We presented one case of cerebral AVM in the study. ICG videoangiography is effective in cases where cerebral AVMs are located in the superficial surface of the brain. In our study, we completed a dissection of the nidus without antegrade flow in the drainer. As for AVM removal, several novel technologies have been applied.21,22 Neuronavigation was one of them and was useful in safe removal;21,22 however, it cannot assess the flow of AVMs. We also reported the effectiveness of ICG videoangiography for the detection of residual nidus cerebral AVMs in children.23 Residual nidus of AVMs were easily re-ruptured according to previous reports.24 In such cases, the right femoral artery occluded during the first operation; therefore, we could not employ intraoperative cerebral angiography.

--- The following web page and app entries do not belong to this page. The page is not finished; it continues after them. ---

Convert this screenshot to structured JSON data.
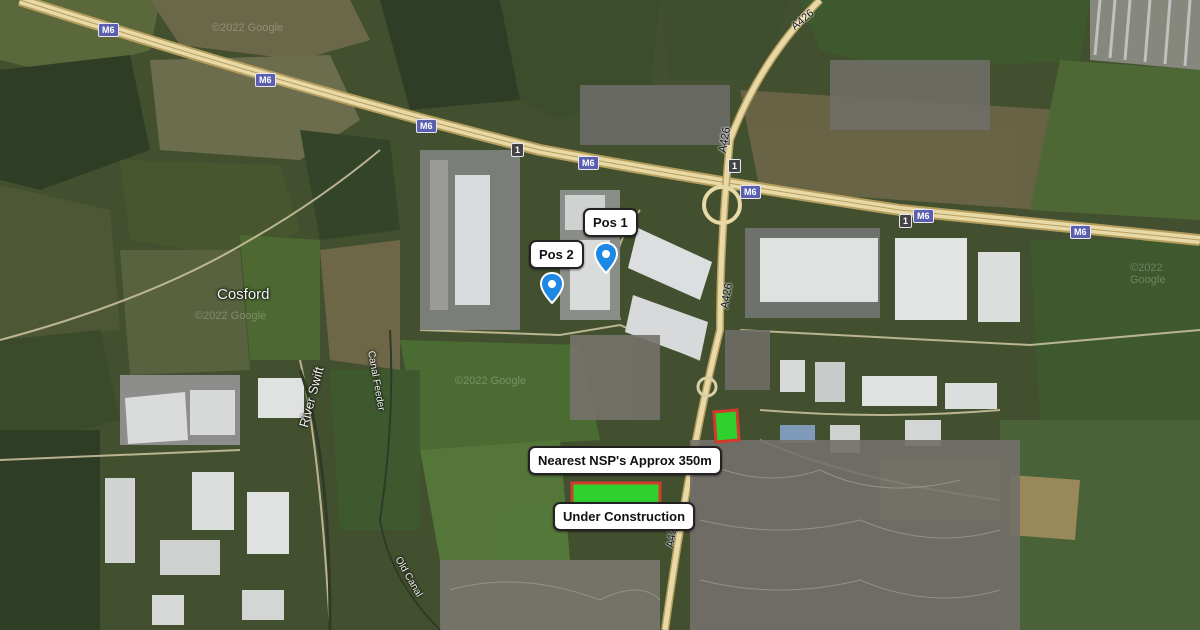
{
  "place": "Cosford",
  "river": "River Swift",
  "canal_feeder": "Canal Feeder",
  "old_canal": "Old Canal",
  "roads": {
    "m6": "M6",
    "a426": "A426",
    "a426_south": "A42",
    "junction": "1"
  },
  "markers": {
    "pos1": "Pos 1",
    "pos2": "Pos 2"
  },
  "annotations": {
    "nearest_nsp": "Nearest NSP's Approx 350m",
    "under_construction": "Under Construction"
  },
  "watermark": "©2022 Google",
  "colors": {
    "pin": "#1e88e5",
    "site_fill": "#2fd12f",
    "site_border": "#d23b2b",
    "motorway": "#e8d9a6"
  }
}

Angiographic views provided by the ICG video technique are restricted to the field of view through the microscope.5,6,20 Vessels covered by blood clots, aneurysm or brain tissue and those not visible to the surgeon cannot be observed using this technique;5,6,20 therefore, ICG videoangiography cannot exclude the presence of a neck remnant of a clipped aneurysm when the residual lesion cannot be seen.5,6,20 Raabe et al.5 indicated that another disadvantage is that the area of observation for contrast flow is much smaller during ICG videoangiography than during digital substraction angiography. ICG fluorescence may also be affected by calcifications and thick-walled atherosclerotic vessels or by partially or completely thrombosed aneurysms. Intraoperative cerebral angiography remains the method of choice for such cases and for complex or giant aneurysms. Taking these topics into account, it makes sense to use ICG videoangiography in combination with other methods (such as visual inspection, intraoperative angiography and Doppler ultrasonography) to evaluate difficult cases.

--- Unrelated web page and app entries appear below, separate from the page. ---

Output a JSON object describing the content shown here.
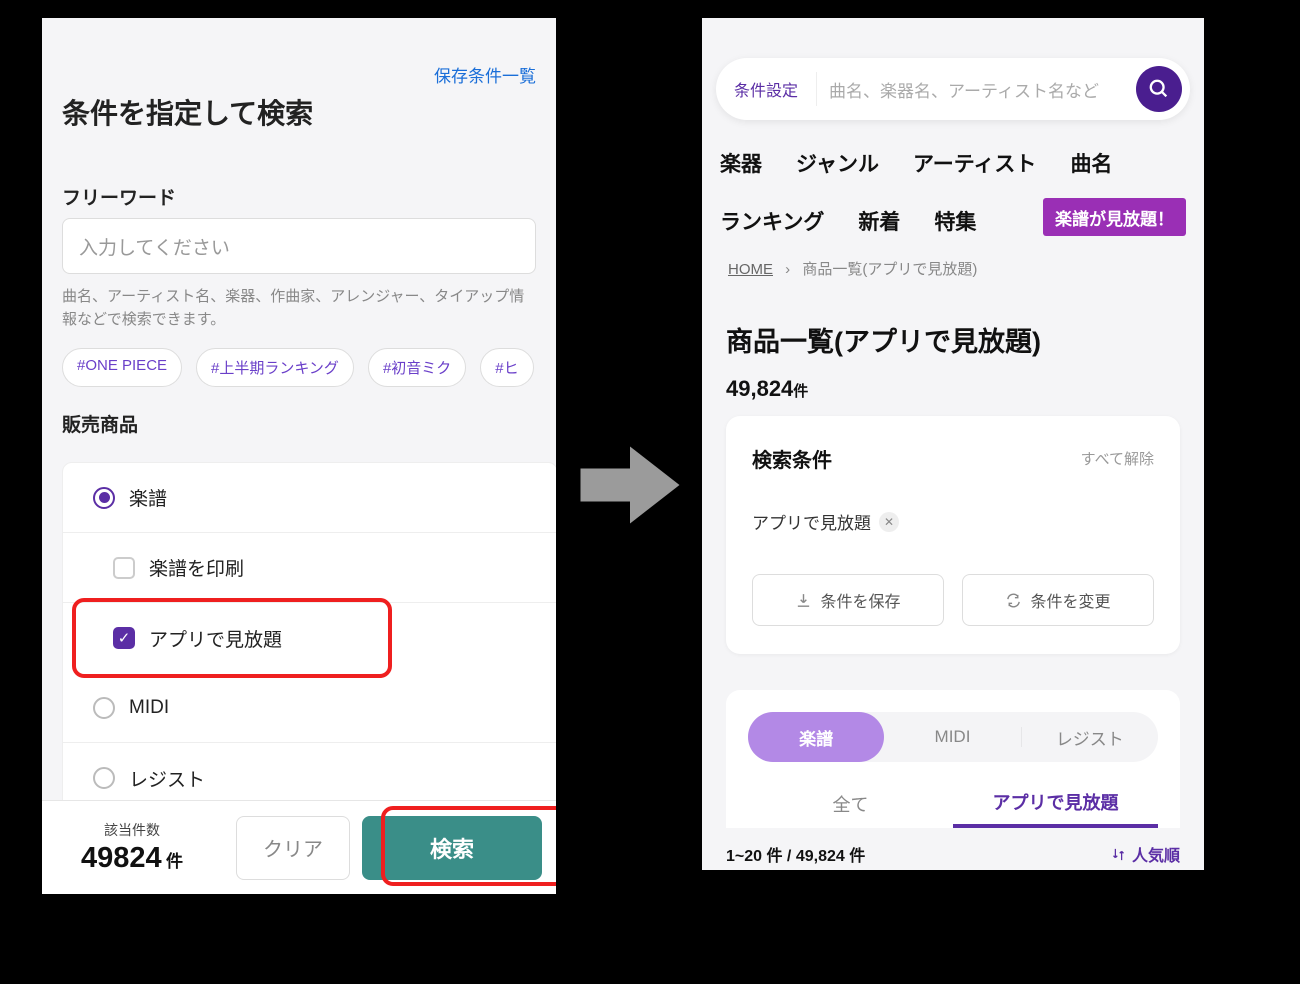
{
  "left": {
    "saved_link": "保存条件一覧",
    "title": "条件を指定して検索",
    "freeword_label": "フリーワード",
    "freeword_placeholder": "入力してください",
    "freeword_help": "曲名、アーティスト名、楽器、作曲家、アレンジャー、タイアップ情報などで検索できます。",
    "tags": [
      "#ONE PIECE",
      "#上半期ランキング",
      "#初音ミク",
      "#ヒ"
    ],
    "section_label": "販売商品",
    "options": {
      "gakufu": "楽譜",
      "print": "楽譜を印刷",
      "app": "アプリで見放題",
      "midi": "MIDI",
      "regist": "レジスト"
    },
    "footer": {
      "count_label": "該当件数",
      "count_value": "49824",
      "count_unit": "件",
      "clear": "クリア",
      "search": "検索"
    }
  },
  "right": {
    "cond_label": "条件設定",
    "search_placeholder": "曲名、楽器名、アーティスト名など",
    "nav": [
      "楽器",
      "ジャンル",
      "アーティスト",
      "曲名",
      "ランキング",
      "新着",
      "特集"
    ],
    "promo": "楽譜が見放題！",
    "breadcrumb": {
      "home": "HOME",
      "current": "商品一覧(アプリで見放題)"
    },
    "page_title": "商品一覧(アプリで見放題)",
    "result_count": "49,824",
    "result_unit": "件",
    "cond": {
      "title": "検索条件",
      "clear": "すべて解除",
      "chip": "アプリで見放題",
      "save": "条件を保存",
      "change": "条件を変更"
    },
    "seg": [
      "楽譜",
      "MIDI",
      "レジスト"
    ],
    "tabs": [
      "全て",
      "アプリで見放題"
    ],
    "range": "1~20 件 / 49,824 件",
    "sort": "人気順"
  }
}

In this study, we showed the effectiveness of ICG videoangiography in cases of EC–IC bypass, cerebral aneurysms and cerebral AVMs. Apart from these cases, ICG videoangiography has the potential to detect a shunt point in a dural arteriovenous fistula and the patency of dural sinus during tumour surgery. During carotid endoarterectomy, ICG videoangiography can detect the location of plaques and show their patency. Several methods exist to assess the cerebral circulation during surgical procedures. In future studies, it will be necessary to confirm differences between the results achieved with intraoperative cerebral angiography, Doppler ultrasonography and ICG videoangiography.
In summary, we demonstrated the efficacy of ICG videoangiography in cerebrovascular surgery. We believe that ICG videoangiography has the potential to achieve the goal of routine intraoperative vascular imaging during cerebrovascular surgery. ■
We would like to thank Carl Zeiss Meditec Co. Ltd, Tokyo for its kind assistance in allowing the use of the microscope-integrated ICG videoangiography technology.